> [RECORDS TO USE]
──────────────────────────────

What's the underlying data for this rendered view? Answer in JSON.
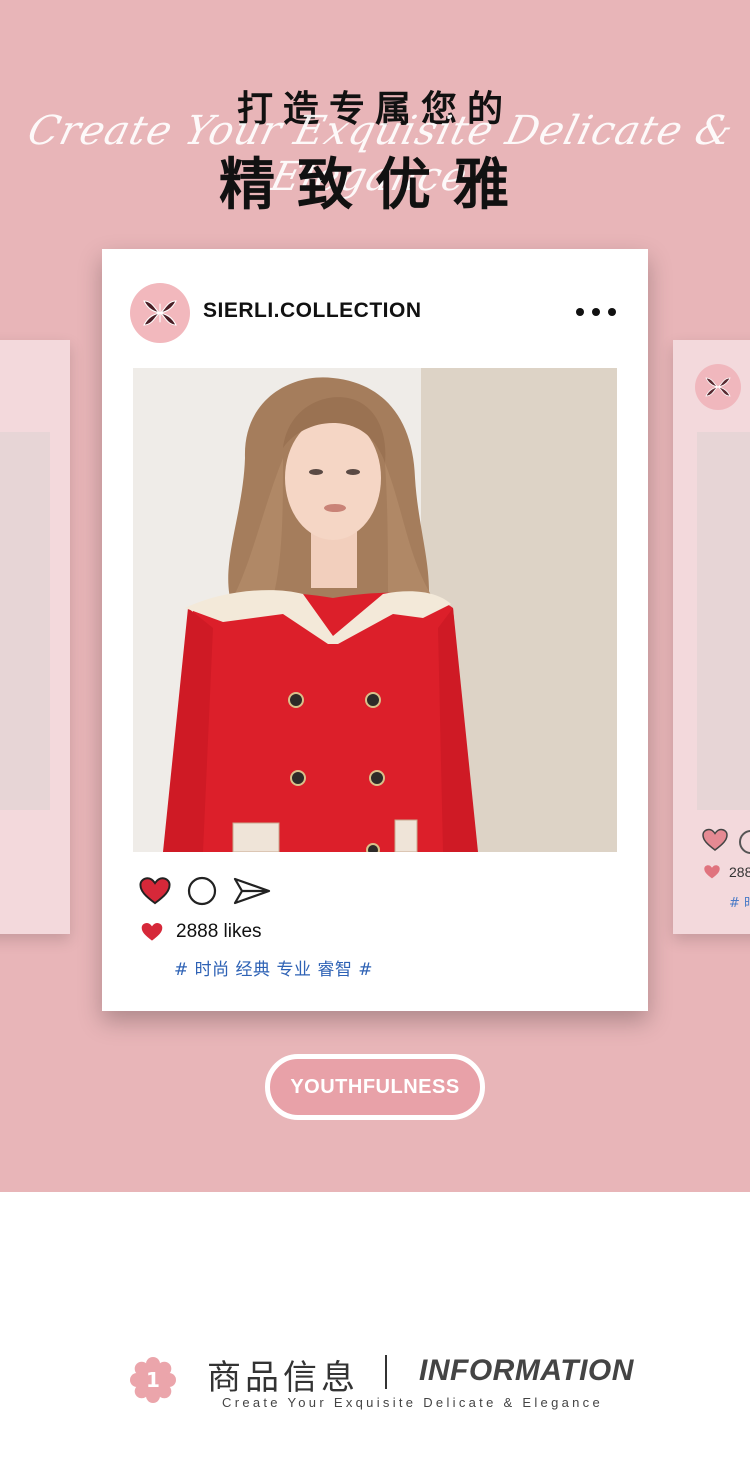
{
  "header": {
    "title_line1": "打造专属您的",
    "script_text": "Create Your Exquisite Delicate & Elegance",
    "title_line2": "精致优雅"
  },
  "post": {
    "account_name": "SIERLI.COLLECTION",
    "likes_text": "2888 likes",
    "tags": "# 时尚 经典 专业 睿智 #"
  },
  "side_card_right": {
    "likes_text": "288",
    "tags": "# 时"
  },
  "youth_button": {
    "label": "YOUTHFULNESS"
  },
  "info": {
    "number": "1",
    "title_cn": "商品信息",
    "title_en": "INFORMATION",
    "subtitle": "Create Your Exquisite Delicate & Elegance"
  },
  "colors": {
    "hero_bg": "#e8b5b8",
    "card_bg": "#ffffff",
    "heart_red": "#d62839",
    "tag_blue": "#2e62b5",
    "logo_pink": "#f2b8bd"
  },
  "icons": [
    "more-icon",
    "heart-icon",
    "comment-icon",
    "send-icon",
    "brand-logo-icon",
    "flower-icon"
  ]
}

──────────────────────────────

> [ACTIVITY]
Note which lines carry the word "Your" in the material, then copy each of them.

> [EXERCISE ANSWER]
    "script_text": "Create Your Exquisite Delicate & Elegance",
    "subtitle": "Create Your Exquisite Delicate & Elegance"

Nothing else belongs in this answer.